📰 EwA News Digest: Horseshoe Crab's Blood Alternatives, Ocean Noise, and MA Deer Hunting Season

Skip to first unread message

Jessica Yuan

Oct 24, 2023, 10:00:10 AM10/24/23
to earthwi...@googlegroups.com

Hello everyone! I’m Jessica, the EwA fall intern from Brandeis University. Here is my first news digest for October. 

Horseshoe crab blood is very important in modern medicine. It can be used to produce the substance LAL (Limulus amebocyte lysate), which can test for substances called endotoxins in intravenous drugs. Endotoxins can cause “injection fever” and a high concentration is deadly to humans. LAL is produced by harvesting horseshoe crabs from their habitats, collecting up to 30% of their blood in a laboratory, and returning the live ones back to the ocean, and many of them die in the process. The good news is that scientists have developed biomedical alternatives that work similarly to LAL and don’t use horseshoe crab blood. To read more about LAL alternatives, click here.  

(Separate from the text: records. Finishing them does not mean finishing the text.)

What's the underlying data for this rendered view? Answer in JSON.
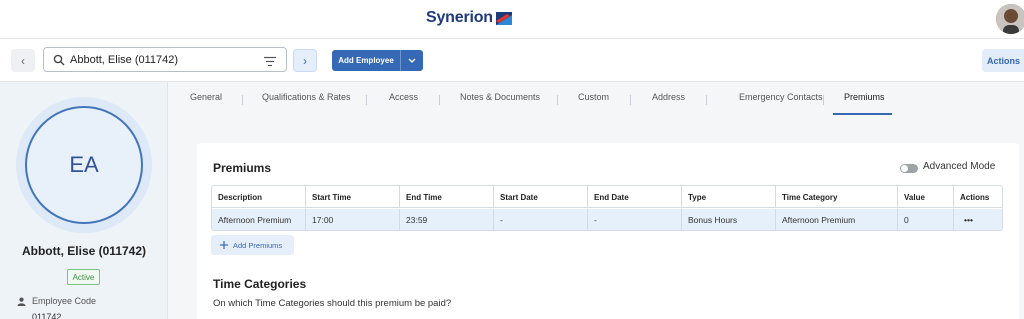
{
  "brand": {
    "name": "Synerion"
  },
  "search": {
    "value": "Abbott, Elise (011742)"
  },
  "toolbar": {
    "add_employee": "Add Employee",
    "actions": "Actions"
  },
  "profile": {
    "initials": "EA",
    "name": "Abbott, Elise (011742)",
    "status": "Active",
    "code_label": "Employee Code",
    "code_value": "011742"
  },
  "tabs": [
    "General",
    "Qualifications & Rates",
    "Access",
    "Notes & Documents",
    "Custom",
    "Address",
    "Emergency Contacts",
    "Premiums"
  ],
  "active_tab": "Premiums",
  "premiums": {
    "title": "Premiums",
    "advanced_mode_label": "Advanced Mode",
    "advanced_mode_on": false,
    "columns": [
      "Description",
      "Start Time",
      "End Time",
      "Start Date",
      "End Date",
      "Type",
      "Time Category",
      "Value",
      "Actions"
    ],
    "rows": [
      [
        "Afternoon Premium",
        "17:00",
        "23:59",
        "-",
        "-",
        "Bonus Hours",
        "Afternoon Premium",
        "0",
        "•••"
      ]
    ],
    "add_label": "Add Premiums"
  },
  "time_categories": {
    "title": "Time Categories",
    "description": "On which Time Categories should this premium be paid?"
  },
  "colors": {
    "accent": "#3568b5",
    "brand_dark": "#1d3b78",
    "status_green": "#3f8a47",
    "row_highlight": "#e6f0fb"
  }
}
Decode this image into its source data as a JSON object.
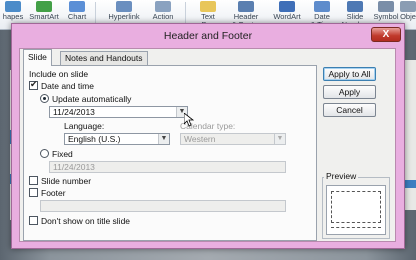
{
  "ribbon": {
    "items": [
      {
        "label": "hapes",
        "color": "#4c8cc9"
      },
      {
        "label": "SmartArt",
        "color": "#43a047"
      },
      {
        "label": "Chart",
        "color": "#5b8fd6"
      },
      {
        "label": "Hyperlink",
        "color": "#6b8fbf"
      },
      {
        "label": "Action",
        "color": "#8aa2c0"
      },
      {
        "label": "Text\nBox",
        "color": "#e8c65a"
      },
      {
        "label": "Header\n& Footer",
        "color": "#5a7fb0"
      },
      {
        "label": "WordArt",
        "color": "#3f6fb8"
      },
      {
        "label": "Date\n& Time",
        "color": "#5e8ccc"
      },
      {
        "label": "Slide\nNumber",
        "color": "#4e79b4"
      },
      {
        "label": "Symbol",
        "color": "#7a8ea8"
      },
      {
        "label": "Obje",
        "color": "#8b9db3"
      }
    ]
  },
  "dialog": {
    "title": "Header and Footer",
    "close_label": "X",
    "tabs": [
      "Slide",
      "Notes and Handouts"
    ],
    "include_on_slide": "Include on slide",
    "date_and_time": {
      "label": "Date and time",
      "checked": true
    },
    "update_automatically": {
      "label": "Update automatically",
      "selected": true
    },
    "date_value": "11/24/2013",
    "language_label": "Language:",
    "language_value": "English (U.S.)",
    "calendar_type_label": "Calendar type:",
    "calendar_type_value": "Western",
    "fixed": {
      "label": "Fixed",
      "selected": false,
      "value": "11/24/2013"
    },
    "slide_number": {
      "label": "Slide number",
      "checked": false
    },
    "footer": {
      "label": "Footer",
      "checked": false,
      "value": ""
    },
    "dont_show_title": {
      "label": "Don't show on title slide",
      "checked": false
    },
    "buttons": {
      "apply_to_all": "Apply to All",
      "apply": "Apply",
      "cancel": "Cancel"
    },
    "preview_label": "Preview"
  },
  "colors": {
    "dialog_frame": "#e9aee0",
    "close_button": "#c0392b",
    "slide_accent": "#3d7fc1"
  }
}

Turtles are carriers of salmonella that can cause severe illness in the young and old, but they are in high demand in the global trade market for use as food and pets. The U.S. Fish and Wildlife Service states that from 2002 to 2012, the U.S. exported around 127 million turtles, and about one-fifth came from the wild. Many of these turtles are sold illegally on the black market. Want to know how to help these turtles? Read here.

Sound transmission in water can be affected by temperature and acidity. Greenhouse gases make the ocean more acidic, and climate change warms the seawater, so these together allow underwater sound to travel a longer distance in the ocean. Researchers estimate that by the end of the century, underwater sound levels in the northern Atlantic Ocean will increase by 7 decibels which corresponds with almost five times as much noise energy under water. To learn more about this issue click here.

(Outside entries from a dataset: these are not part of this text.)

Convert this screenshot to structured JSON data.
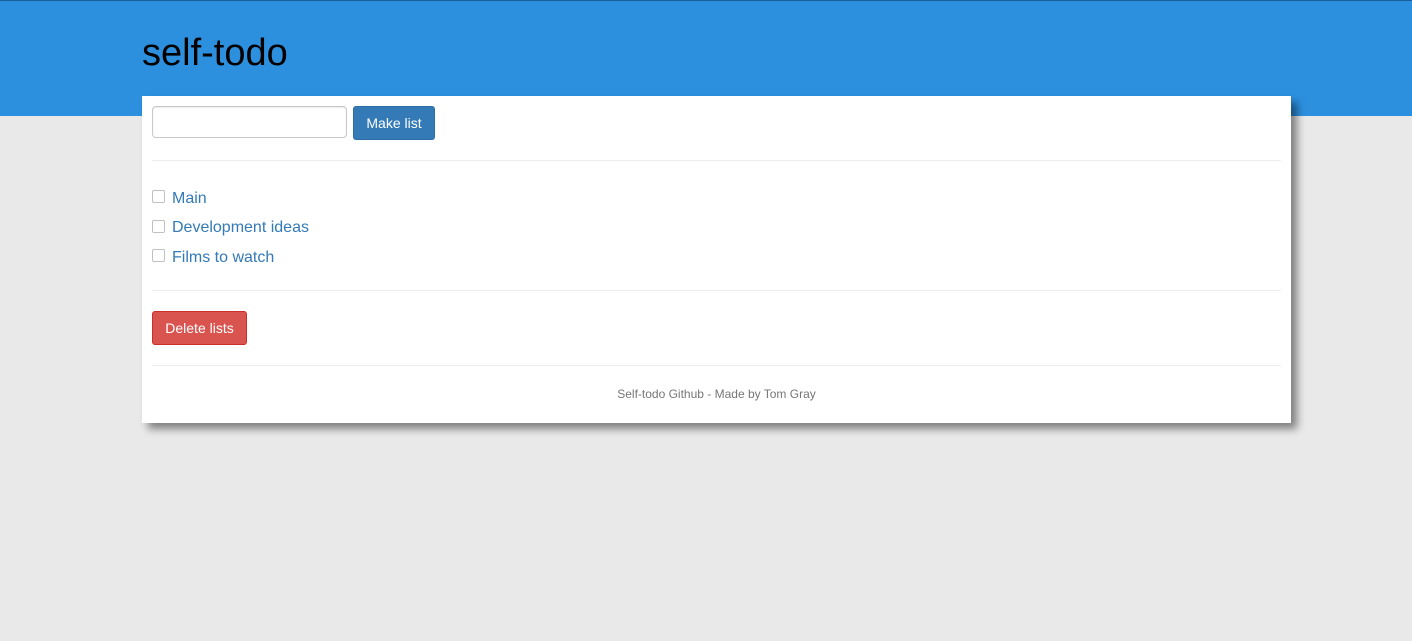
{
  "app": {
    "title": "self-todo"
  },
  "form": {
    "input_value": "",
    "input_placeholder": "",
    "make_button_label": "Make list"
  },
  "lists": [
    {
      "label": "Main",
      "checked": false
    },
    {
      "label": "Development ideas",
      "checked": false
    },
    {
      "label": "Films to watch",
      "checked": false
    }
  ],
  "actions": {
    "delete_button_label": "Delete lists"
  },
  "footer": {
    "text": "Self-todo Github - Made by Tom Gray"
  },
  "colors": {
    "header": "#2d90df",
    "primary": "#337ab7",
    "danger": "#d9534f",
    "background": "#e9e9e9"
  }
}
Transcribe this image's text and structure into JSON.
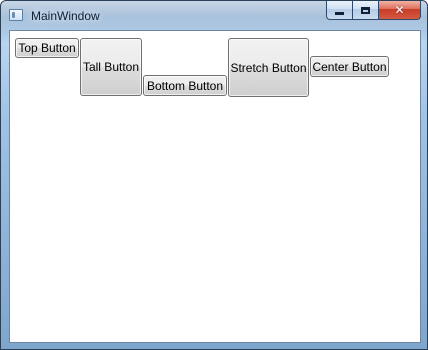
{
  "window": {
    "title": "MainWindow",
    "caption_buttons": {
      "minimize_icon": "minimize-icon",
      "maximize_icon": "maximize-icon",
      "close_icon": "close-icon"
    },
    "app_icon": "window-icon"
  },
  "buttons": [
    {
      "label": "Top Button"
    },
    {
      "label": "Tall Button"
    },
    {
      "label": "Bottom Button"
    },
    {
      "label": "Stretch Button"
    },
    {
      "label": "Center Button"
    }
  ]
}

Commercial whaling in the 20th century had a devastating impact on the large whale population. After banning commercial whaling, South Atlantic whale populations started to recover, but whale sightings around South Georgia Island, which used to be a whale hotspot, are still low. Researchers from Oregon State University examined humpback, blue, and fin whale bones and found that whale hunting had a long-lasting effect on the genetic diversity of whales living now. To read more about the effects of commercial whale hunting check out here.

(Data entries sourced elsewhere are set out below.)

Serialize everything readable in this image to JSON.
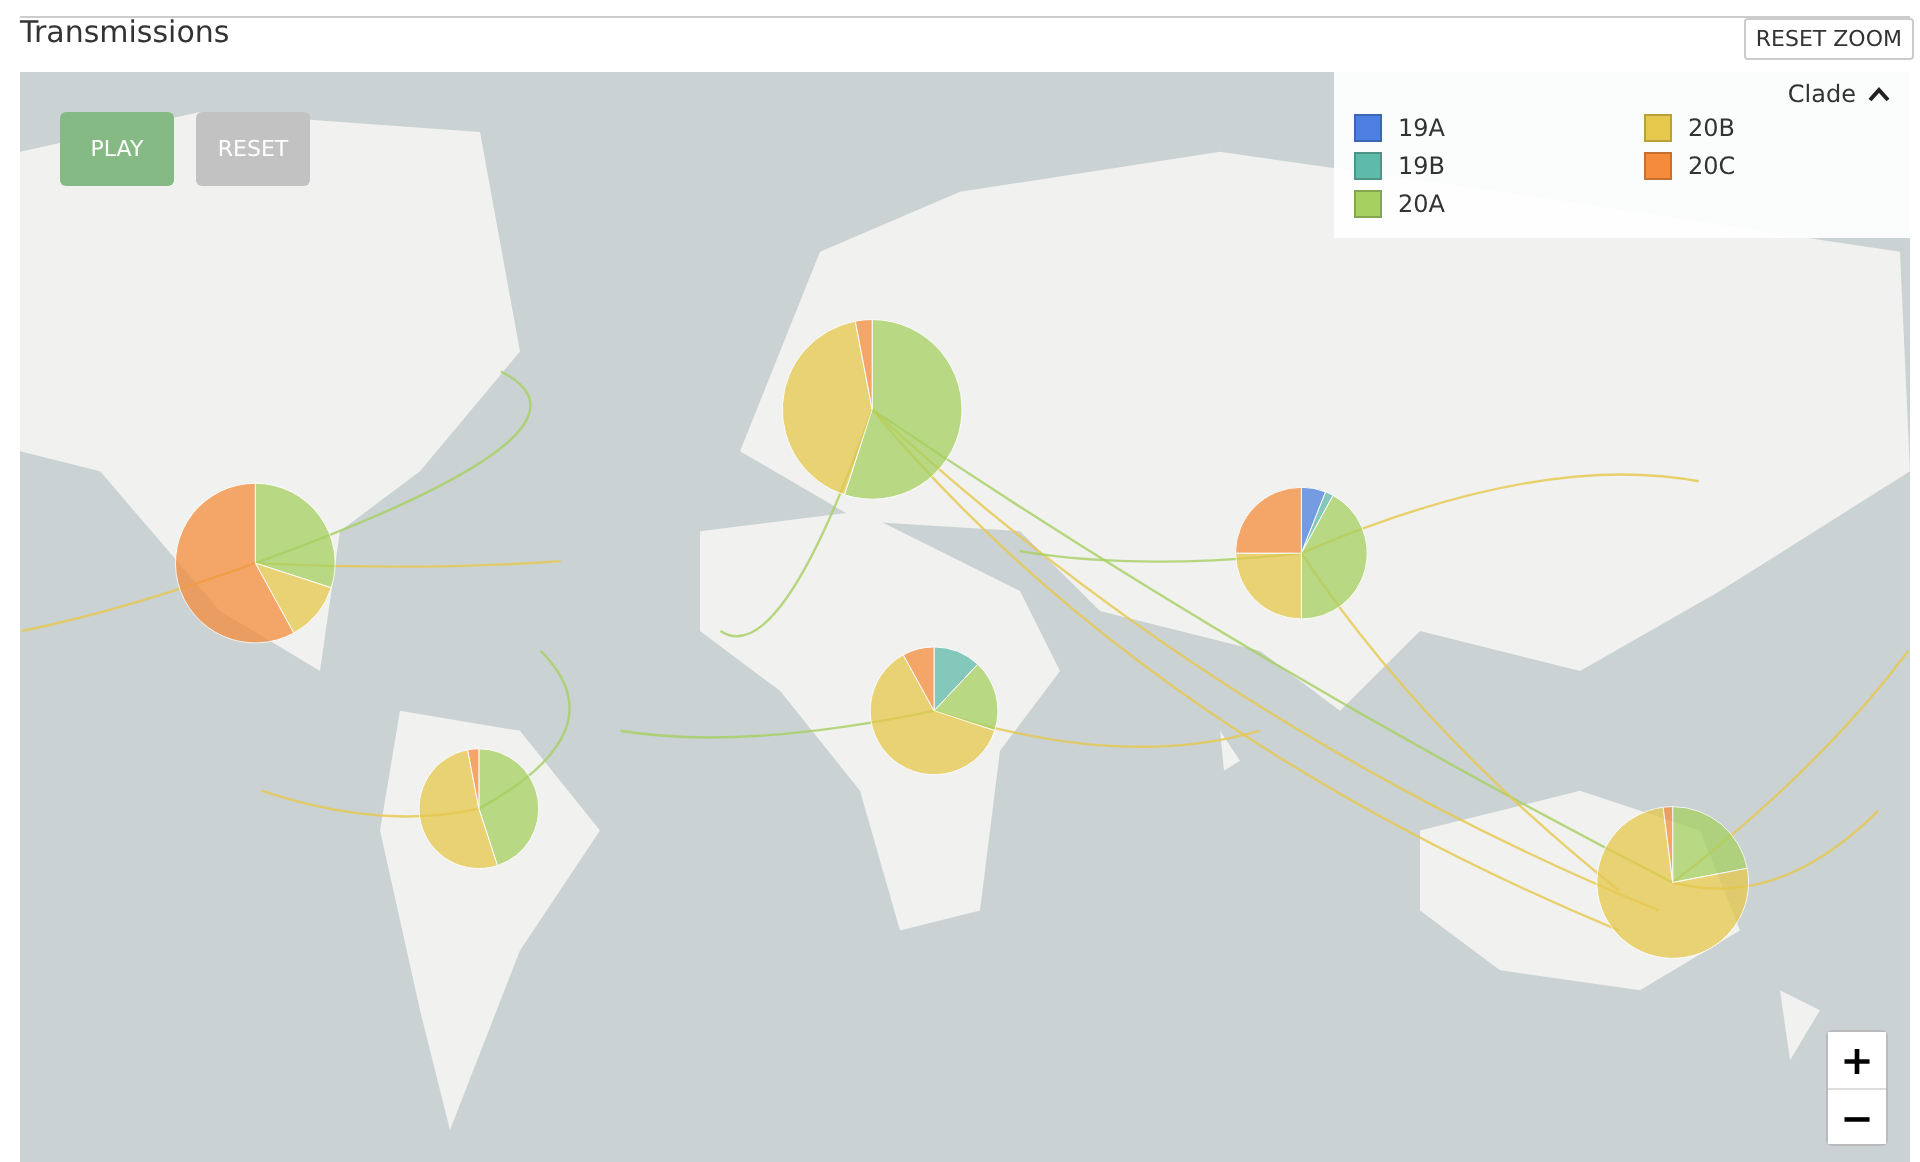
{
  "header": {
    "title": "Transmissions",
    "reset_zoom": "RESET ZOOM"
  },
  "map": {
    "kind": "picture",
    "play": "PLAY",
    "reset": "RESET",
    "zoom_in": "+",
    "zoom_out": "−"
  },
  "legend": {
    "title": "Clade",
    "expanded": true,
    "items": [
      {
        "label": "19A",
        "color": "#4c7fe0"
      },
      {
        "label": "19B",
        "color": "#5fbba9"
      },
      {
        "label": "20A",
        "color": "#a6d060"
      },
      {
        "label": "20B",
        "color": "#e6c84c"
      },
      {
        "label": "20C",
        "color": "#f58c3c"
      }
    ]
  }
}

Deer bowhunting season starts on October 16 in the Pioneer Valley. Firearms hunting season starts later this year. Last year’s hunting season harvested 15,853 deer which set a new record, and for this season the estimated harvest is between 14,000 to 16,000 statewide. This time of year, it’s important to check whether the outdoor spaces you visit have a hunting season, and when it might begin. If you are spending time in a property with an active hunting season, make sure to wear high-visibility colors such as bright orange. There is no hunting in the Middlesex Fells, so don’t worry! For more information on the Massachusetts deer hunt read here.

A female Javan rhino calf and its mother were captured by a camera trap in Ujung Kulon National Park in Indonesia. The last Javan rhino in Vietnam died in 2011, and now there is only a single population remaining that lives in the Indonesian park on Java Island. An official statement by the ministry said in September that there were “about” 80 rhinos left, with an average of three births per year, and the death rate was not mentioned. To read more about this critically endangered species click here.

Thank you for reading my first news digest! Stay tuned for November! 😉

- Jessica

Reply all
Reply to author
0 new messages